As it turns-out: in several conceivable ways.
Excerpted from The Mormon Concept of God - A philosophical analysis, by Blake Ostler:
How then do those who believe God's foreknowledge is limited explain
biblical prophecy and faith in God's certain triumph over evil?
ensure triumph over evil though the future is not absolutely foreknown
because he is like a master chess player. Even though he does not know
exactly which moves free persons will make, he knows all possible moves
that can be made and that he can meet any such moves and eventually win
God may lose some pieces during the games, just as some
persons may freely choose to reject God and thwart his plans so far as
they are concerned individually, but God can guarantee ultimate victory...
God can ensure ultimate victory and the realization of all of
his purposes not because of his omniscience, but because of his almighty
These features of God's knowledge ensure that God knows all
possibilities and future events which are now certain given causal
implications ... This view also allows for free
choices among genuinely open alternatives ... These
provisions suggest that God knows all possible avenues of choices... and, coupled with God's maximal power, entail
that God's plans and declarations of future events will be realized...
Thus a complete picture of God's providence is
possible even though God does not have infallible and complete
Nevertheless, can limited foreknowledge be squared with scriptural
predictions of the future? I will argue that: (a) scripture is
consistent with limited foreknowledge, and (b) a number of scriptures
require limited foreknowledge. There are several different types of
prophecy, each of which is consistent with God's limited foreknowledge:
1. Predictions about what God will bring about through his own power regardless of human decisions
God can clearly predict his own actions and promises regardless of
human decisions. If human cooperation is not involved, then God can
unilaterally guarantee the occurrence of a particular event and predict
it ahead of time.
For example, God can guarantee that his plan will be
fulfilled because he will intervene to bring it about. Thus God can show

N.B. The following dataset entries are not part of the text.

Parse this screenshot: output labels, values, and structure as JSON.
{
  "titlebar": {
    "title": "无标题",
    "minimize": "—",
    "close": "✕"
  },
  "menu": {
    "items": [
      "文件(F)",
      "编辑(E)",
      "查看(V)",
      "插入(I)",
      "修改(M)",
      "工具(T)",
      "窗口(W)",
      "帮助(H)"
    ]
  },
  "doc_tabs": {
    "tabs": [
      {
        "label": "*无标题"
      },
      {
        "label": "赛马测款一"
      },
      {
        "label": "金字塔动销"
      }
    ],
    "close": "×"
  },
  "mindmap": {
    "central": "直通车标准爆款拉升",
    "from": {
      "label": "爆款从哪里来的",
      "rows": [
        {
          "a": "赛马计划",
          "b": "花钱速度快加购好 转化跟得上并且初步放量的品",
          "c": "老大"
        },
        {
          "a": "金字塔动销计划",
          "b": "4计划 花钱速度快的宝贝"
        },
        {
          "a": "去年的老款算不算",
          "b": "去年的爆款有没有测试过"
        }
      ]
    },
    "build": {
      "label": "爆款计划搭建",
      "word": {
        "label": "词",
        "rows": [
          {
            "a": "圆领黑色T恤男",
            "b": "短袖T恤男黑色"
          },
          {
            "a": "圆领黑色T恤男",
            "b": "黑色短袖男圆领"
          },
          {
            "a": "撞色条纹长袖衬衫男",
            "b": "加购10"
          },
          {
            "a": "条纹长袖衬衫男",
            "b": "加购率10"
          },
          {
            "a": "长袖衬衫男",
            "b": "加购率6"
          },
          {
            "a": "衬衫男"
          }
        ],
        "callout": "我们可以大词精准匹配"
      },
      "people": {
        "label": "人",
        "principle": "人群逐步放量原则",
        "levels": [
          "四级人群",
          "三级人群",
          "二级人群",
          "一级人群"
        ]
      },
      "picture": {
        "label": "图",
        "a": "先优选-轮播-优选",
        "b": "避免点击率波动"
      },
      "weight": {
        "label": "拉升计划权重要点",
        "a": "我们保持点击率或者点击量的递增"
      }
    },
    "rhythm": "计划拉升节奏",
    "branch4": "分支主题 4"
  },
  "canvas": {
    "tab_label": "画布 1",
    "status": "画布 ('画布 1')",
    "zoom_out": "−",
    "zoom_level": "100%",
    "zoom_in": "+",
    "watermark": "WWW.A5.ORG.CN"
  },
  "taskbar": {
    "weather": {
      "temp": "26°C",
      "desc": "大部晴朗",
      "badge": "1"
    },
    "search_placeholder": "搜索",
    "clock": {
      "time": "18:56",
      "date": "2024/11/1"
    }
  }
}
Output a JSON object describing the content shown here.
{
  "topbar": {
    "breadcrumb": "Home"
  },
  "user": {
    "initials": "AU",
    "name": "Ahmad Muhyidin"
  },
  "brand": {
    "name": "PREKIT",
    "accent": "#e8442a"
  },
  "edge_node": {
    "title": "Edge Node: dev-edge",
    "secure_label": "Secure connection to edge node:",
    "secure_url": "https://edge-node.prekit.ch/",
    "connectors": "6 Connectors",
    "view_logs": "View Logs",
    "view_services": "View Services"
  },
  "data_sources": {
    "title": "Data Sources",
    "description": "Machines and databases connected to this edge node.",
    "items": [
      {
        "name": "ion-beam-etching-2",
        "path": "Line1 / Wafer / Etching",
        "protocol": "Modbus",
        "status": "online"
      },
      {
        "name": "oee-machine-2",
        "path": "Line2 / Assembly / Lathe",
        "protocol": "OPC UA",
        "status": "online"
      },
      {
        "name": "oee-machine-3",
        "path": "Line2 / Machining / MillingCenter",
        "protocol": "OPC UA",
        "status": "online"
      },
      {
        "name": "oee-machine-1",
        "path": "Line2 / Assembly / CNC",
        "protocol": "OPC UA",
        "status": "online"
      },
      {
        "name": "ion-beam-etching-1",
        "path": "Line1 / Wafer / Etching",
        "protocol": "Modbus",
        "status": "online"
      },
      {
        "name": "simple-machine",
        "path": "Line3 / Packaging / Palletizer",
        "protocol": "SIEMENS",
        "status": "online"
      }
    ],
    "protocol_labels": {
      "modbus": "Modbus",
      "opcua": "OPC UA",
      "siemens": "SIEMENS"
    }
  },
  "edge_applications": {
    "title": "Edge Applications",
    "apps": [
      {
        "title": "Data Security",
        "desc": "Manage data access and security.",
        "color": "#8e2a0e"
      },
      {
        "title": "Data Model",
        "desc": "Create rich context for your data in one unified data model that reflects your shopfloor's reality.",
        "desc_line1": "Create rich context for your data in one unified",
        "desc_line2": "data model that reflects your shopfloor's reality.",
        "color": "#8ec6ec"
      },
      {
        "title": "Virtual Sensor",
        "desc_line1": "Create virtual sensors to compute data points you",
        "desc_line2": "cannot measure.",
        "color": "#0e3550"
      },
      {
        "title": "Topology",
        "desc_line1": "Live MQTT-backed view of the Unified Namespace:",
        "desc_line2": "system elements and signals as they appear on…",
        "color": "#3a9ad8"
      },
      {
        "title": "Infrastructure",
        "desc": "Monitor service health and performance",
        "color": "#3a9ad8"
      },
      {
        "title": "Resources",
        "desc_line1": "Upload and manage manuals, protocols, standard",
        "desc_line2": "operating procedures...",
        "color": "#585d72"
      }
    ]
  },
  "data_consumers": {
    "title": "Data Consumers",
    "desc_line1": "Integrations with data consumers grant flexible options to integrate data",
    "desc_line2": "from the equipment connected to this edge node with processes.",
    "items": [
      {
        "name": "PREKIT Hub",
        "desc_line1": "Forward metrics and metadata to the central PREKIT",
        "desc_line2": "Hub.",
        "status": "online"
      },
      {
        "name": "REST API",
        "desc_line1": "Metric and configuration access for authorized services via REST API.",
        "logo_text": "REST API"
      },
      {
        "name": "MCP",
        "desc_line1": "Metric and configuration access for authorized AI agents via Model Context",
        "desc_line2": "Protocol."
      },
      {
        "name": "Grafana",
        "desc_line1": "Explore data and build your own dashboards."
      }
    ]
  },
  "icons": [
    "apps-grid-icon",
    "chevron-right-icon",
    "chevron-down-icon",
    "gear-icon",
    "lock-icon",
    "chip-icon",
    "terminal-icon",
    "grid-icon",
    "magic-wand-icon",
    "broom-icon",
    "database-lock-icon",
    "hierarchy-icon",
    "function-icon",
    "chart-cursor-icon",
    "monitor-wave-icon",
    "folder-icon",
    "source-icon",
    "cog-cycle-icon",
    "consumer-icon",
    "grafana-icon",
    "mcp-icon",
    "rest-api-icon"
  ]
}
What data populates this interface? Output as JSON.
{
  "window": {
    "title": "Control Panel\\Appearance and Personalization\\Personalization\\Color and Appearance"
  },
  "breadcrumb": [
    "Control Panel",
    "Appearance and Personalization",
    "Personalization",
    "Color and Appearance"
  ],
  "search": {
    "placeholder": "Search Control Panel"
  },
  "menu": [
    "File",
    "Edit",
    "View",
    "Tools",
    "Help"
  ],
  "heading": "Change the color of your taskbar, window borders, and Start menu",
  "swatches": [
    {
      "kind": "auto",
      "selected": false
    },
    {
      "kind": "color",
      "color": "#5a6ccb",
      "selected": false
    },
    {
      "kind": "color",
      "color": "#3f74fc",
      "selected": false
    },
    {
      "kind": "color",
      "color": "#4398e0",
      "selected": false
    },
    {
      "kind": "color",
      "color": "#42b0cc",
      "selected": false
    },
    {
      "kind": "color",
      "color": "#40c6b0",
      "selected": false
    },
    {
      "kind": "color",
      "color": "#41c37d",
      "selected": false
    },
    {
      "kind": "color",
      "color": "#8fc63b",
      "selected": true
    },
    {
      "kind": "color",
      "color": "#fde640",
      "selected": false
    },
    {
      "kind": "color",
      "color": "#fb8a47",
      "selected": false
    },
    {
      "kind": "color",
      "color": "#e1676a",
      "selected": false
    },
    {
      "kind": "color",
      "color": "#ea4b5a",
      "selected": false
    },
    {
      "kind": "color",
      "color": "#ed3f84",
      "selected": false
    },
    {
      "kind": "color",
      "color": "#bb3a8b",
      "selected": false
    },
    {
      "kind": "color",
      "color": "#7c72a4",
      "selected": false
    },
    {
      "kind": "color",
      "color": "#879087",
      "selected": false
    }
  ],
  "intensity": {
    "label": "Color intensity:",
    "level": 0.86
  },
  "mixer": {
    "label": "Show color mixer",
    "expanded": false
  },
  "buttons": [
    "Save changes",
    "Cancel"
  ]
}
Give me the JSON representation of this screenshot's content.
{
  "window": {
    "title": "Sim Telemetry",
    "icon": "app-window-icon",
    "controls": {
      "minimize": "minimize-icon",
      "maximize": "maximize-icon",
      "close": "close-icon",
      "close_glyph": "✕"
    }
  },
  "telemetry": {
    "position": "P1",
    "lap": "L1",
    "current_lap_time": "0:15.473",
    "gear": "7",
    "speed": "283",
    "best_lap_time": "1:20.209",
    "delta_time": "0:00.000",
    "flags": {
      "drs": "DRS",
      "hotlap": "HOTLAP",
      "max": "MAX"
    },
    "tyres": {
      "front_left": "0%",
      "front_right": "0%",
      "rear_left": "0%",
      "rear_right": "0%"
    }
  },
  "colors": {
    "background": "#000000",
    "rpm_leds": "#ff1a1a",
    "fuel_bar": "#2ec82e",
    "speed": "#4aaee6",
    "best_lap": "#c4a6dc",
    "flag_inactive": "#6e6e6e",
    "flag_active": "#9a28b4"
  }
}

prophets a panoramic vision of his plan from beginning to end. God can
declare that he knows the beginning from the end in terms of his plan
and what he will bring about himself...
However, the fact that God's plan will be carried out does not mean
that he has to know each individual's free actions beforehand...
2. Conditional prophecies. Numerous prophecies express what God will do if
certain conditions obtain
For example, several prophecies are
predictions as to what will happen if human beings behave in one way
rather than another... Conditional prophecies do not require absolute foreknowledge because
God waits upon conditions to occur before a course of action is finally
decided. Indeed, conditional prophecies are incomprehensible if God has
complete foreknowledge. There would be no "ifs," only absolutes.
3. Prophecies of Inevitable Consequences of Factors Already Present
Since God's knowledge of present conditions is complete, it follows
that he knows all things that are inevitable as a causal result of
present conditions. He also knows the probability of any future event
based on current conditions. For example, a skilled physician can
predict the death of certain individuals because the causes of that
death are already present. Similarly, God can predict future events that
are causally implicated by present circumstances or otherwise
4. Absolute Election of Nations and Conditional Election of Individuals
A number of passages in the New Testament speak of God's foreknowledge
in the context of election or foreordination...
For example, Ephesians 1:11 discusses God's foreordination of persons,
"in whom also we have obtained an inheritance, being predestined (prooristhentes) according to the purpose (prothesin) of him who worketh all things after the counsel of his own will (kata ten boulen tou thelmatos autou)."
This passage does not speak about what persons do to earn election;
rather, it focuses exclusively on God's decision to choose a certain
group of persons.
Now if individual persons were "predestined" or
"elected" to salvation on the basis of God's own counsel alone, then
free will would play no role in individual salvation. God would
arbitrarily damn some and leave others to damnation for no act of their
However, passages speaking about God's election do not address
individual election; rather, they speak of the corporate election of
Israel, or the church, or of God's people as a whole...
Thus election is not a reward for an individual exercise of free will
but a divine decision unilaterally made to elect a group of people as
his "chosen" or "promised" people. Although the election is certain, the
promises made to any individual member of the elect group are
conditional upon faithfulness to God. Such corporate election is not
inconsistent with individual free will.
By Blake Ostler: